[Items listed in a dataset]
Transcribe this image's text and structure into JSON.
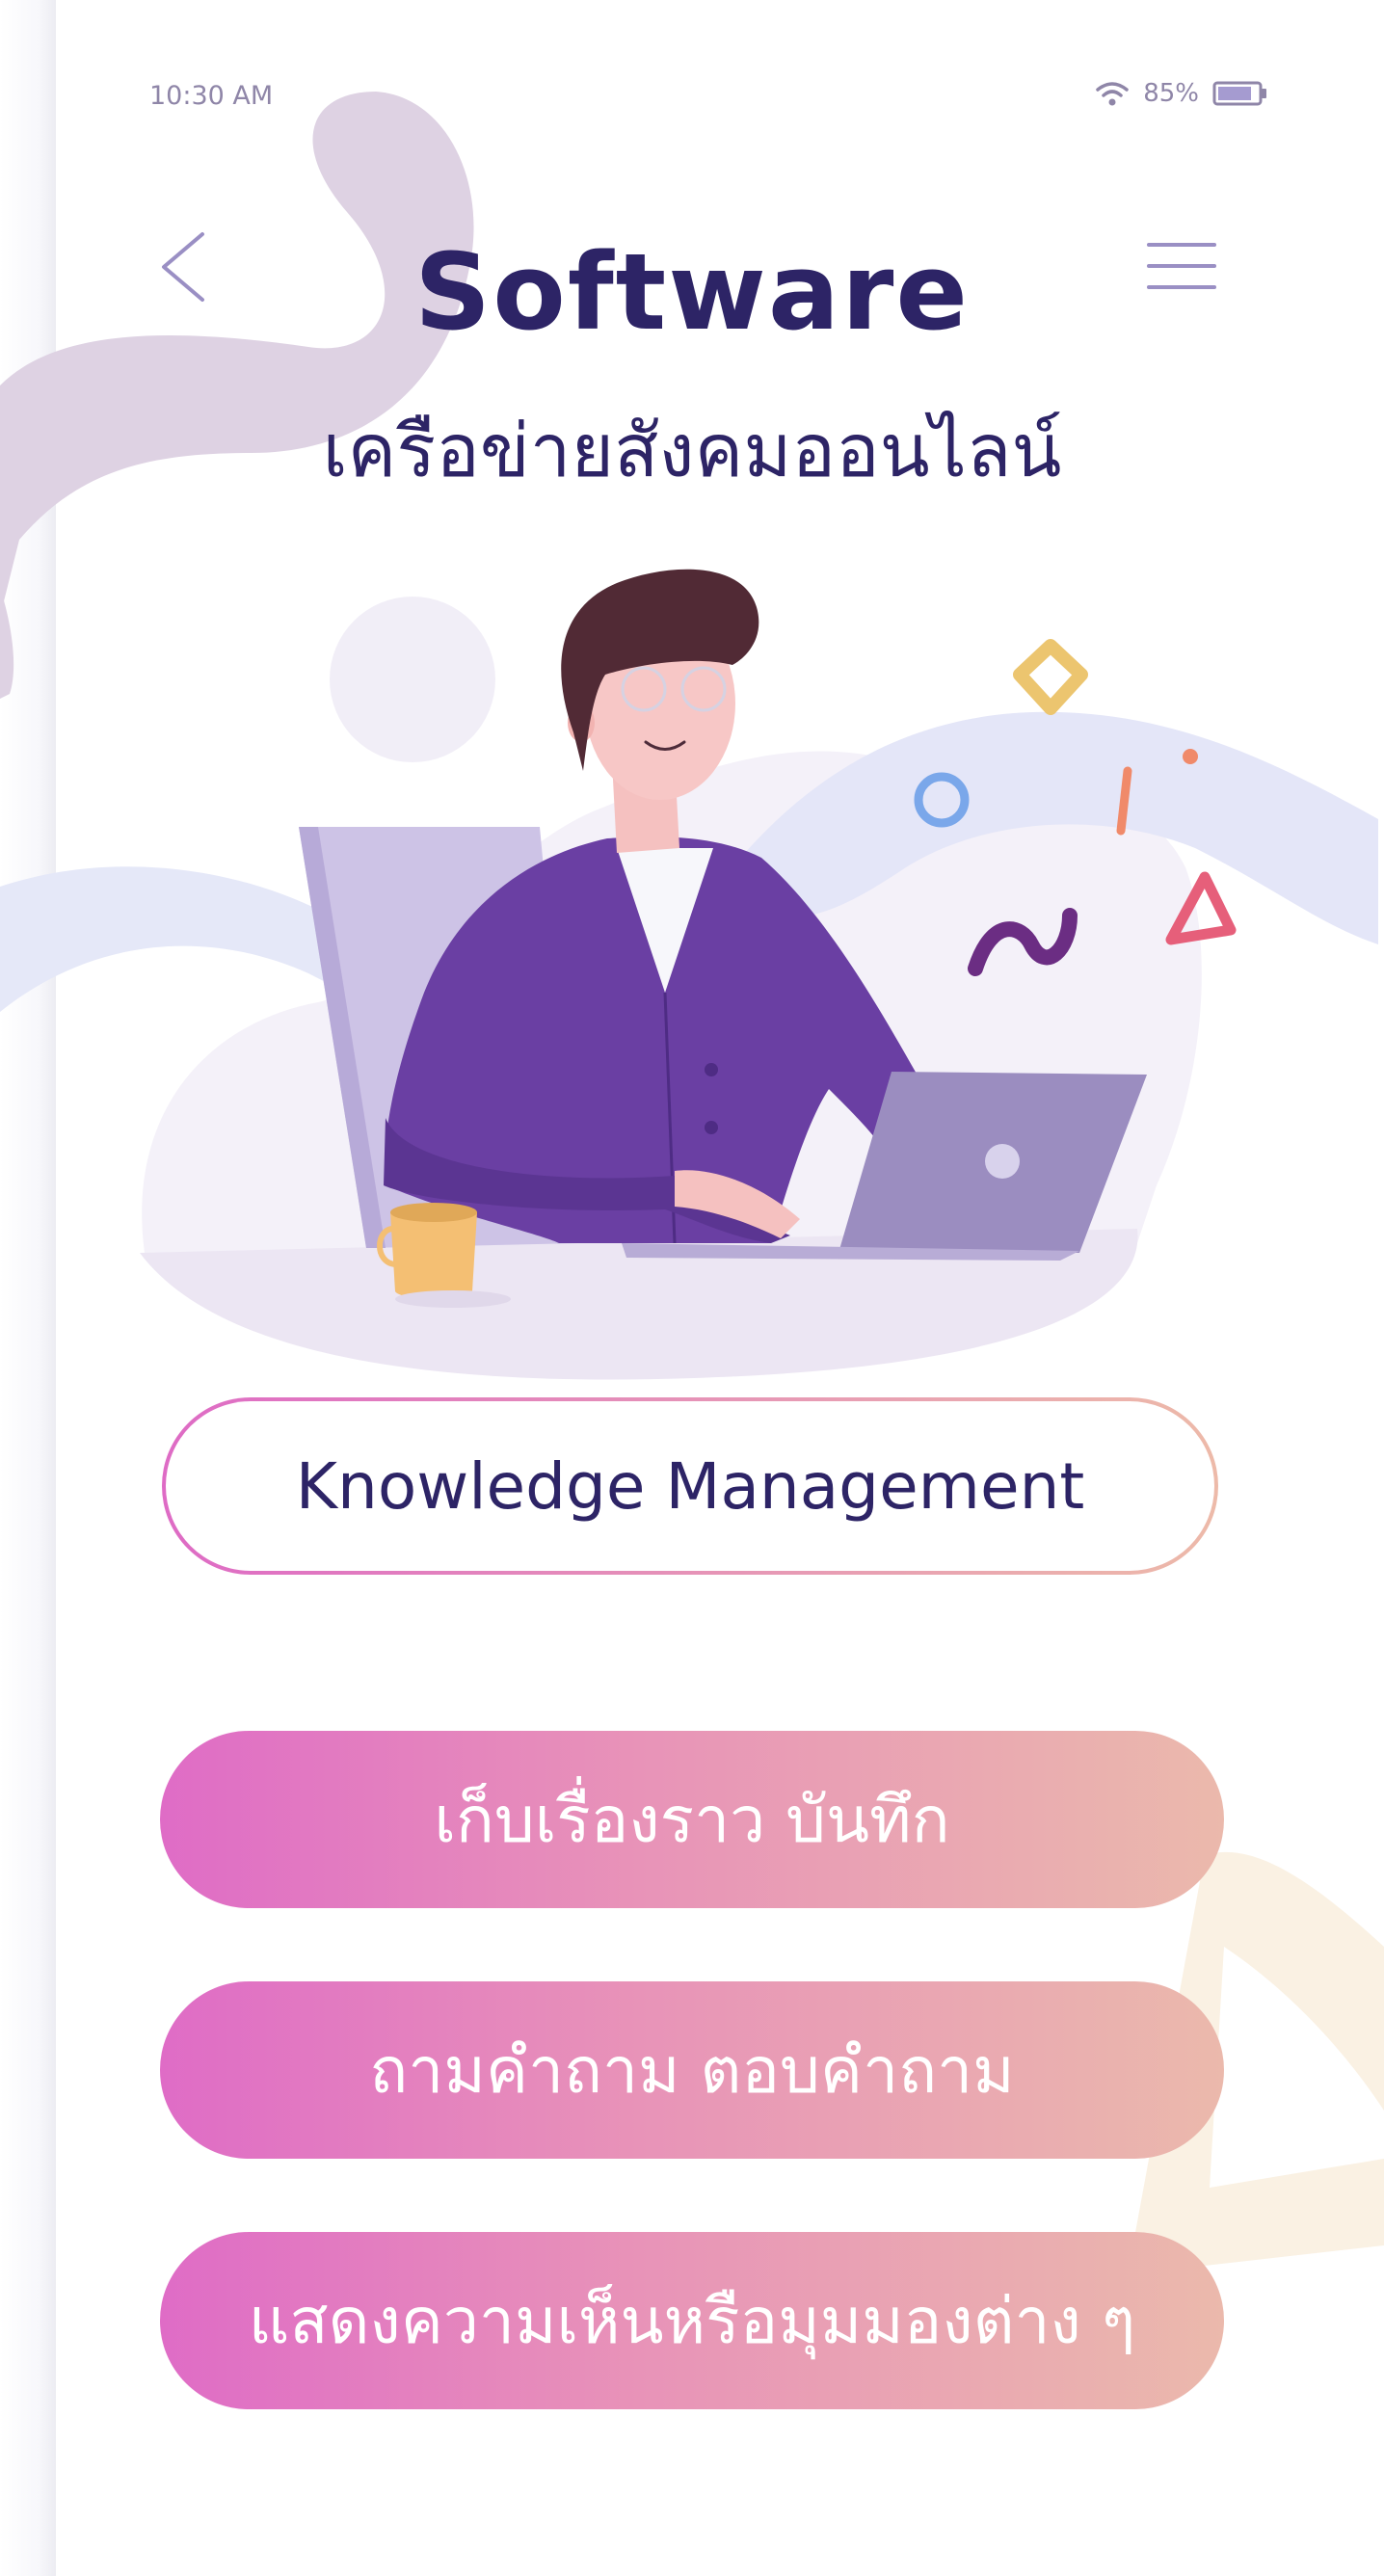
{
  "status_bar": {
    "time": "10:30 AM",
    "battery_percent": "85%",
    "battery_level": 0.85,
    "icons": [
      "wifi-icon",
      "battery-icon"
    ]
  },
  "header": {
    "back_icon": "chevron-left-icon",
    "menu_icon": "hamburger-menu-icon",
    "title": "Software",
    "subtitle": "เครือข่ายสังคมออนไลน์"
  },
  "illustration": {
    "subject": "man-at-laptop-illustration"
  },
  "main": {
    "knowledge_button": "Knowledge Management",
    "actions": [
      {
        "label": "เก็บเรื่องราว บันทึก"
      },
      {
        "label": "ถามคำถาม ตอบคำถาม"
      },
      {
        "label": "แสดงความเห็นหรือมุมมองต่าง ๆ"
      }
    ]
  },
  "colors": {
    "primary_text": "#2d2466",
    "gradient_start": "#df6cc6",
    "gradient_end": "#ebb9ac",
    "status_text": "#8f86a8",
    "jacket": "#6a3fa3"
  }
}
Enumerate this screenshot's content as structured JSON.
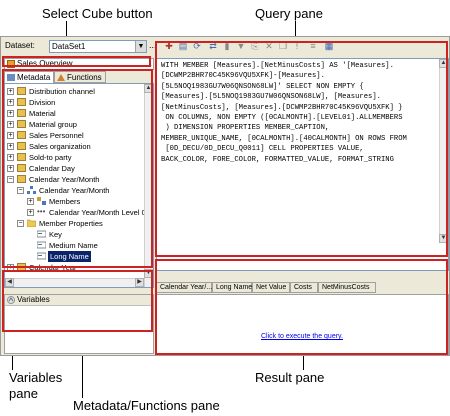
{
  "callouts": {
    "select_cube": "Select Cube button",
    "query_pane": "Query pane",
    "variables_pane": "Variables\npane",
    "result_pane": "Result pane",
    "metadata_pane": "Metadata/Functions pane"
  },
  "toolbar": {
    "dataset_label": "Dataset:",
    "dataset_value": "DataSet1",
    "browse": "..."
  },
  "cube": {
    "name": "Sales Overview",
    "more": "..."
  },
  "tabs": {
    "metadata": "Metadata",
    "functions": "Functions"
  },
  "tree": {
    "items": [
      "Distribution channel",
      "Division",
      "Material",
      "Material group",
      "Sales Personnel",
      "Sales organization",
      "Sold-to party",
      "Calendar Day",
      "Calendar Year/Month",
      "Calendar Year/Month",
      "Members",
      "Calendar Year/Month Level 0",
      "Member Properties",
      "Key",
      "Medium Name",
      "Long Name",
      "Calendar Year"
    ]
  },
  "variables": {
    "title": "Variables"
  },
  "query": {
    "text": "WITH MEMBER [Measures].[NetMinusCosts] AS '[Measures].\n[DCWMP2BHR70C45K96VQU5XFK]-[Measures].\n[5L5NOQ1983GU7W06QNSON68LW]' SELECT NON EMPTY {\n[Measures].[5L5NOQ1983GU7W06QNSON68LW], [Measures].\n[NetMinusCosts], [Measures].[DCWMP2BHR70C45K96VQU5XFK] }\n ON COLUMNS, NON EMPTY ([0CALMONTH].[LEVEL01].ALLMEMBERS\n ) DIMENSION PROPERTIES MEMBER_CAPTION,\nMEMBER_UNIQUE_NAME, [0CALMONTH].[40CALMONTH] ON ROWS FROM\n [0D_DECU/0D_DECU_Q0011] CELL PROPERTIES VALUE,\nBACK_COLOR, FORE_COLOR, FORMATTED_VALUE, FORMAT_STRING"
  },
  "result_tabs": [
    "Calendar Year/...",
    "Long Name",
    "Net Value",
    "Costs",
    "NetMinusCosts"
  ],
  "result": {
    "execute_link": "Click to execute the query."
  },
  "colors": {
    "highlight": "#cc2222",
    "selection": "#0a246a",
    "link": "#0000ee"
  }
}
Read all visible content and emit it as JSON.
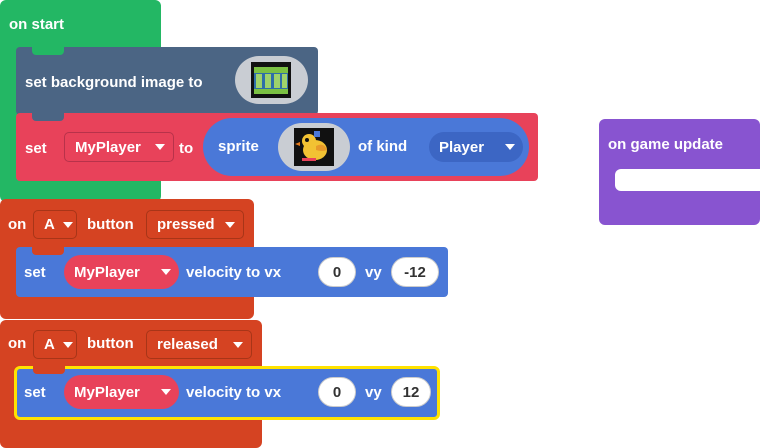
{
  "colors": {
    "events_green": "#23b764",
    "scene_slate": "#4b6584",
    "sprites_red": "#e8425a",
    "sprites_blue": "#4a78d8",
    "controller_orange": "#d54322",
    "game_purple": "#8854d0",
    "selection_yellow": "#ffe200"
  },
  "on_start": {
    "label": "on start",
    "set_background": {
      "label": "set background image to",
      "image_icon": "background-tiles-image"
    },
    "set_sprite": {
      "set_label": "set",
      "variable": "MyPlayer",
      "to_label": "to",
      "sprite_label": "sprite",
      "sprite_icon": "duck-sprite-image",
      "of_kind_label": "of kind",
      "kind": "Player"
    }
  },
  "on_game_update": {
    "label": "on game update"
  },
  "button_pressed": {
    "on_label": "on",
    "button": "A",
    "button_label": "button",
    "event": "pressed",
    "set_velocity": {
      "set_label": "set",
      "variable": "MyPlayer",
      "velocity_label": "velocity to vx",
      "vx": "0",
      "vy_label": "vy",
      "vy": "-12"
    }
  },
  "button_released": {
    "on_label": "on",
    "button": "A",
    "button_label": "button",
    "event": "released",
    "set_velocity": {
      "set_label": "set",
      "variable": "MyPlayer",
      "velocity_label": "velocity to vx",
      "vx": "0",
      "vy_label": "vy",
      "vy": "12"
    }
  }
}
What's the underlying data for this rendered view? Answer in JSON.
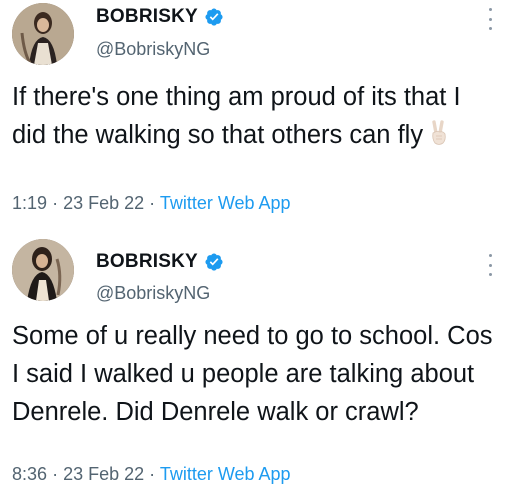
{
  "tweets": [
    {
      "author_name": "BOBRISKY",
      "handle": "@BobriskyNG",
      "text": "If there's one thing am proud of its that I did the walking so that others can fly",
      "emoji": "victory-hand",
      "time": "1:19",
      "date": "23 Feb 22",
      "source": "Twitter Web App",
      "separator": "·"
    },
    {
      "author_name": "BOBRISKY",
      "handle": "@BobriskyNG",
      "text": "Some of u really need to go to school. Cos I said I walked u people are talking about Denrele. Did Denrele walk or crawl?",
      "time": "8:36",
      "date": "23 Feb 22",
      "source": "Twitter Web App",
      "separator": "·"
    }
  ],
  "colors": {
    "verified_blue": "#1d9bf0",
    "link_blue": "#1d9bf0",
    "secondary_text": "#536471",
    "primary_text": "#0f1419"
  },
  "icons": {
    "verified": "verified-badge-icon",
    "more": "more-options-icon",
    "emoji": "victory-hand-emoji-icon"
  }
}
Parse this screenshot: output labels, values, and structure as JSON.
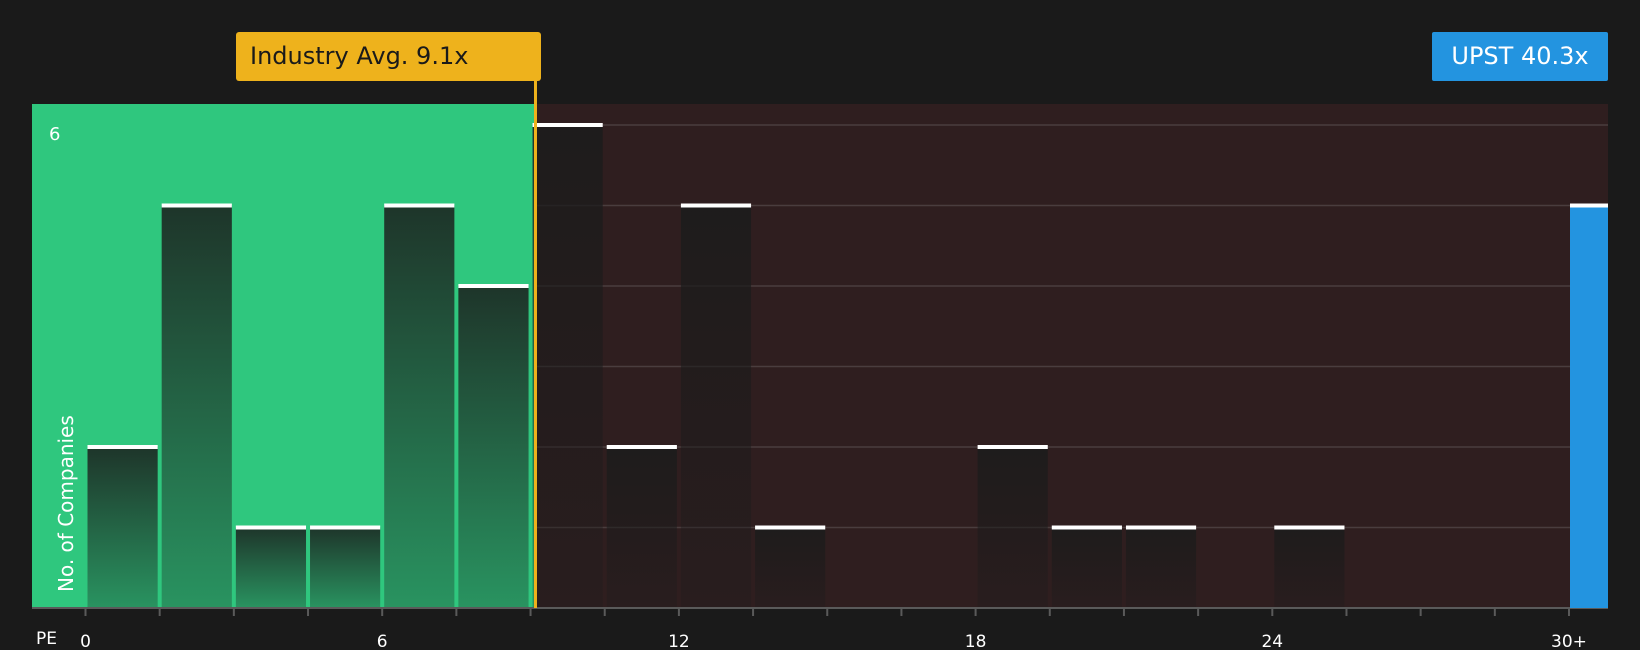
{
  "chart_data": {
    "type": "bar",
    "xlabel": "PE",
    "ylabel": "No. of Companies",
    "x_tick_labels": [
      "0",
      "6",
      "12",
      "18",
      "24",
      "30+"
    ],
    "y_tick_labels": [
      "6"
    ],
    "ylim": [
      0,
      6
    ],
    "xlim": [
      0,
      30.5
    ],
    "bin_width": 1.5,
    "bins": [
      {
        "x_start": 0,
        "x_end": 1.5,
        "count": 2
      },
      {
        "x_start": 1.5,
        "x_end": 3,
        "count": 5
      },
      {
        "x_start": 3,
        "x_end": 4.5,
        "count": 1
      },
      {
        "x_start": 4.5,
        "x_end": 6,
        "count": 1
      },
      {
        "x_start": 6,
        "x_end": 7.5,
        "count": 5
      },
      {
        "x_start": 7.5,
        "x_end": 9,
        "count": 4
      },
      {
        "x_start": 9,
        "x_end": 10.5,
        "count": 6
      },
      {
        "x_start": 10.5,
        "x_end": 12,
        "count": 2
      },
      {
        "x_start": 12,
        "x_end": 13.5,
        "count": 5
      },
      {
        "x_start": 13.5,
        "x_end": 15,
        "count": 1
      },
      {
        "x_start": 18,
        "x_end": 19.5,
        "count": 2
      },
      {
        "x_start": 19.5,
        "x_end": 21,
        "count": 1
      },
      {
        "x_start": 21,
        "x_end": 22.5,
        "count": 1
      },
      {
        "x_start": 24,
        "x_end": 25.5,
        "count": 1
      }
    ],
    "industry_average": {
      "value": 9.1,
      "label": "Industry Avg. 9.1x"
    },
    "company": {
      "ticker": "UPST",
      "value": 40.3,
      "label": "UPST 40.3x",
      "count": 5
    },
    "grid": true,
    "colors": {
      "below_average_zone": "#2fc77e",
      "above_average_zone": "#2f1e1f",
      "industry_marker": "#eeb21c",
      "company_bar": "#2394e0",
      "bar_cap": "#ffffff",
      "background": "#1a1a1a"
    }
  }
}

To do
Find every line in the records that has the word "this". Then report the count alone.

Exercise response
4